I have been reading with great pleasure two very different games. They do have, however, various things in common. I’m talking about Infinity and Force on Force. One is sci-fi, for skirmishes between 10 figures a side with every figure being a single unit. The other one is historical for skirmishes between squads of soldiers. They both share most notable a good system of action/reaction.

I honestly think this is the future of miniature wargames. Whether big players keep designing the same shit they did in the 80’s, or the older more “serious” players in the industry keep rolling on the old-school for old-school’s sake wave of new games with vague rules and lots of ink spent on “the spirit of the game.”

With Infinity and Force on Force (and I’m sure a few others out there I don’t know about) we get the newly paved way for dynamic gaming, a lot fancier and more elegant than THW’s tables filled reaction system. Players are engaged now the complete turn. Tactics become more realistic and less abstract, even with the normal abstractions we need to work around miniature terrain and such.

Every move now needs to be thought first on a logical level, and only then looking at model’s stats or dice probabilities. Terrain is gaining a lot more importance and games will look better because of that.

Same side gaming is becoming more and more “doable” and fun. I think it’s just what the stagnant wargame design scene needs.

On a side note, someone here decided they had too many zombies (“too many zombies”… I know, right?) so he decided to dispose of, let’s say, a couple of zombie horde boxes from Wargames Factory. Yes, the same zombies I ordered a year ago online when the company took a dive and changed my order for lots of Warmachine stuff. Well, those 60 less than stellar (but great to fill a table up) sculpts are now on my possession and yeah, I am designing a zombie game to use them with Dust Tactics figures.

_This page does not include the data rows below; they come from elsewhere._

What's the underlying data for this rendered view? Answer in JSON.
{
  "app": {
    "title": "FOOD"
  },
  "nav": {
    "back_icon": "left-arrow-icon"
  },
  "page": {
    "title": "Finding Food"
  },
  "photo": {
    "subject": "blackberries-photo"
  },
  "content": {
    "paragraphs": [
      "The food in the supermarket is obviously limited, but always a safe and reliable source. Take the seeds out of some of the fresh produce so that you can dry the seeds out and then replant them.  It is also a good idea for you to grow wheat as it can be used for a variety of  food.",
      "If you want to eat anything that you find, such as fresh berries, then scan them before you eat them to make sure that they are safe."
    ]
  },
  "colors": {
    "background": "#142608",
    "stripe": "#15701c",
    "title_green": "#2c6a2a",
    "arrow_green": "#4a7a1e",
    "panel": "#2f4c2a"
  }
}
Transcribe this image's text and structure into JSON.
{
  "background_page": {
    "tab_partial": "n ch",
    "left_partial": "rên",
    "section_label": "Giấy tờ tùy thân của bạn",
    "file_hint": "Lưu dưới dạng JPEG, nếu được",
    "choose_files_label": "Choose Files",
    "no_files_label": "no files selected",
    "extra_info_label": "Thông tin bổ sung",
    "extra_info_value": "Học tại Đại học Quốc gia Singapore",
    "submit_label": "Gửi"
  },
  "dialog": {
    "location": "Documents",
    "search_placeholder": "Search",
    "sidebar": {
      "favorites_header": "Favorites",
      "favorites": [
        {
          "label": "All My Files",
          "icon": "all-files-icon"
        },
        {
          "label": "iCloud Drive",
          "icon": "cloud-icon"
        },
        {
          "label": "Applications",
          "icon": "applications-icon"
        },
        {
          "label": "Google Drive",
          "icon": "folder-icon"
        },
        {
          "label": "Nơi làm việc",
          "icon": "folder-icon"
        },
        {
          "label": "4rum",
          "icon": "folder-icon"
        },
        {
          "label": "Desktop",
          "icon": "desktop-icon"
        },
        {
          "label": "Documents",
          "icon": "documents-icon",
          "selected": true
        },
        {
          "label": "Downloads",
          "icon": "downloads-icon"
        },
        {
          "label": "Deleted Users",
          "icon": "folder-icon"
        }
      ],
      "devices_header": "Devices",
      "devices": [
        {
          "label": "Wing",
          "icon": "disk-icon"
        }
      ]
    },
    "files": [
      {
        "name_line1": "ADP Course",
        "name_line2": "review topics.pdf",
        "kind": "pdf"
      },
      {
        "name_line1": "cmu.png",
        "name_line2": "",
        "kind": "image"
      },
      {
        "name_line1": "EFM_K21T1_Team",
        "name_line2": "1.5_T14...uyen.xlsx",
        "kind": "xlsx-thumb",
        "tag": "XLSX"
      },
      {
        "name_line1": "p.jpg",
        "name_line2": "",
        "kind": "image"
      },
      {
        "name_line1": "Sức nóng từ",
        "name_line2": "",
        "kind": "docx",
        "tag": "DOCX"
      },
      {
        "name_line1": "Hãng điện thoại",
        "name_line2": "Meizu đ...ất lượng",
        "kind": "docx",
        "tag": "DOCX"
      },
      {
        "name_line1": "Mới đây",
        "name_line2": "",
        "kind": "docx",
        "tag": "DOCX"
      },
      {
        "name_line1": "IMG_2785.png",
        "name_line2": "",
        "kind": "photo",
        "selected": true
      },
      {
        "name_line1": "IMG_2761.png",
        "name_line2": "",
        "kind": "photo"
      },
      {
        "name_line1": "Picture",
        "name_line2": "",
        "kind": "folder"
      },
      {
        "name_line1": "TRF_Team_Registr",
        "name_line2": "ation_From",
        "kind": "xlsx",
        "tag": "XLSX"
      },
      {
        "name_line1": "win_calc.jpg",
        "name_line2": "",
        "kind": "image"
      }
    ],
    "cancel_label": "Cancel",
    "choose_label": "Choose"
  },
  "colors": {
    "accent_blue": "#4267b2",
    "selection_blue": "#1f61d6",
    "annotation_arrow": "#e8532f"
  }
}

Because we all know the world does need another zombie game!

Pics of completely unrelated stuff coming this week.